Local advocates keep hope alive for Dream Act
By Jessica Barrow
Sunday, 12.26.2010, 09:31pm
Millions of young illegal immigrants had their hopes dashed on Saturday, December 18th, when the Senate failed to give the 60 votes needed to pass legislation for the DREAM Act.
The DREAM Act, which stands for Development, Relief, and Education for Alien Minors, was a bi-partisan legislation that would have allowed some illegal and deportable youth the opportunity to obtain permanent residency if they met certain requirements.
That bill’s failure to pass stunned many government officials and community leaders. Not only was the DREAM Act an important part of immigration reform, but it was shown to provide a boost for the economy and increase tax revenues. According to a statement made by President Obama, the act could have helped reduce the federal deficit by $2.2 billion in 10 years, while helping to increase the number in the armed forces.
“Those who opposed it, I don’t believe they had any justification,” said Imad Hamad, Director of the American-Arab Anti-Discrimination Committee’s Michigan Chapter (ADC-MI). “They aren’t serving the best interest of the nation. They challenge something that helps so many families to become stable and helps kids to obtain a good education and become productive members of society.”
With the DREAM Act having so many benefits, its failure to pass generated many theories.
Dawud Walid, Director of the Council of American Islamic Relations, believe the bill itself was not the issue.
“We believe that it was politics that drove (not passing the act), not the essence of the act itself, with the political climate being so partisan. The anti immigrant sentiments are what we just saw in terms of the vote.”
The DREAM Act, which was proposed nearly 10 year ago, had both Republican and Democratic supporters, due to its targeting of illegal immigrants who came into the country before the age of 16, have a high school diploma, are attending college or joining the military. Such youth would be considered “good citizens” and earn their permanent residence in this country.

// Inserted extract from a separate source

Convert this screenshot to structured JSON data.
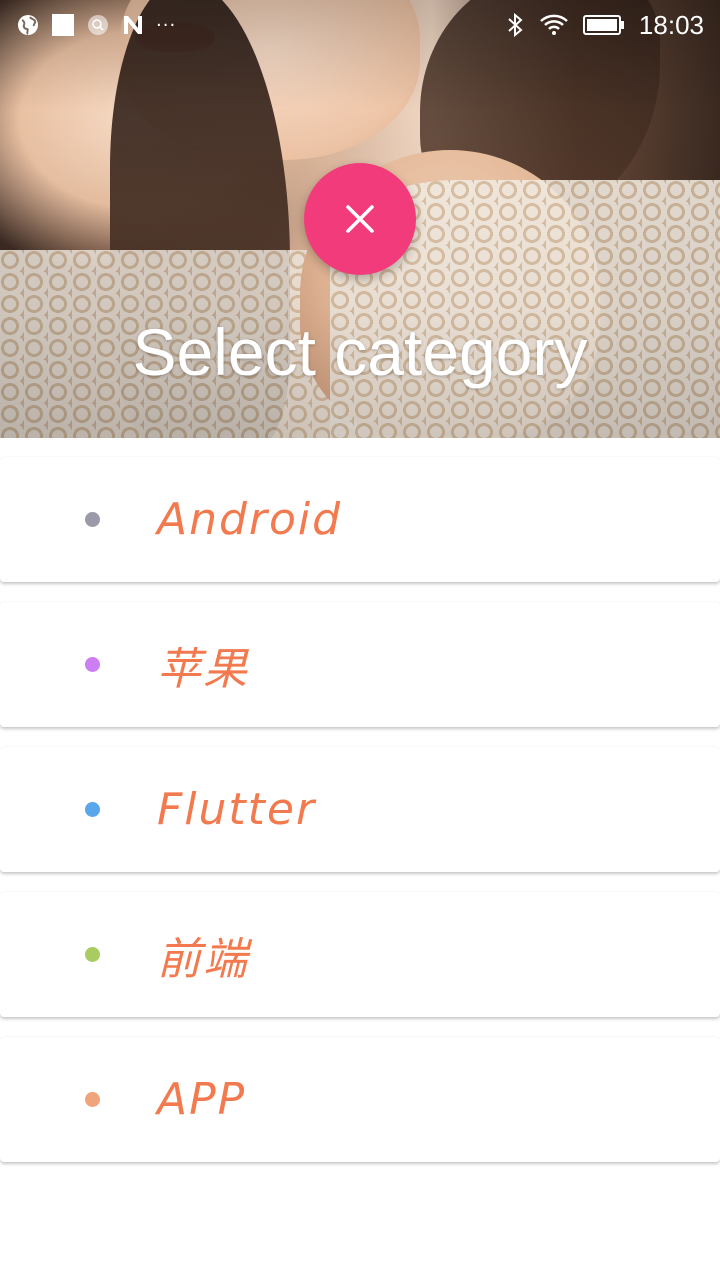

“There were some on the right who said the act was an amnesty act, and that is simply not true,” Walid said. “In essence, the DREAM Act was giving a chance to people who came here not by choice, or their own volition but by their parents, who have shown to be law abiding and productive citizens, the ability become documented and be legal residents. The provisions were very stringent in terms of indicating those who committed felonies or other crimes. There were no provisions of amnesty for criminals.”
“The Dream Act is one of those good efforts that was hopeful to fix some of the broken immigration system which poses a tremendous challenge to our nation,” said Hamad. “For the past three or four administrations, this has been on the table, the need for immigration reform. The DREAM Act was a partial effort and a step in the right direction. It addressed an issue that is of great concern to immigrants: the status of young children who came to this country.”
The act was supported by many of those young children who now attend college, as well as institutions of higher-learning, and legislators. For those who supported the act, this lack of passage in the Senate is not the end.
“Our movement felt the sting of a temporary legislative setback, but we have not been defeated,” said Ali Noor, Director of the National Immigration Forum and Chair of the Reform Immigration for America Campaign, in a press release.”We may not have won this battle, but when it comes to winning the war between mass deportation and earned citizenship, it’s not a matter of if we win, but when.”
Local community leaders also believe that this was just a small setback.
“People who advocated will not give up,” said Hamad. “It’s valid and legitimate. It is a matter that will be faced today, tomorrow and the day after. It’s not going to end here. Tomorrow (the DREAM Act) will be called another name, but will be the same concept. It’s a call for reform.”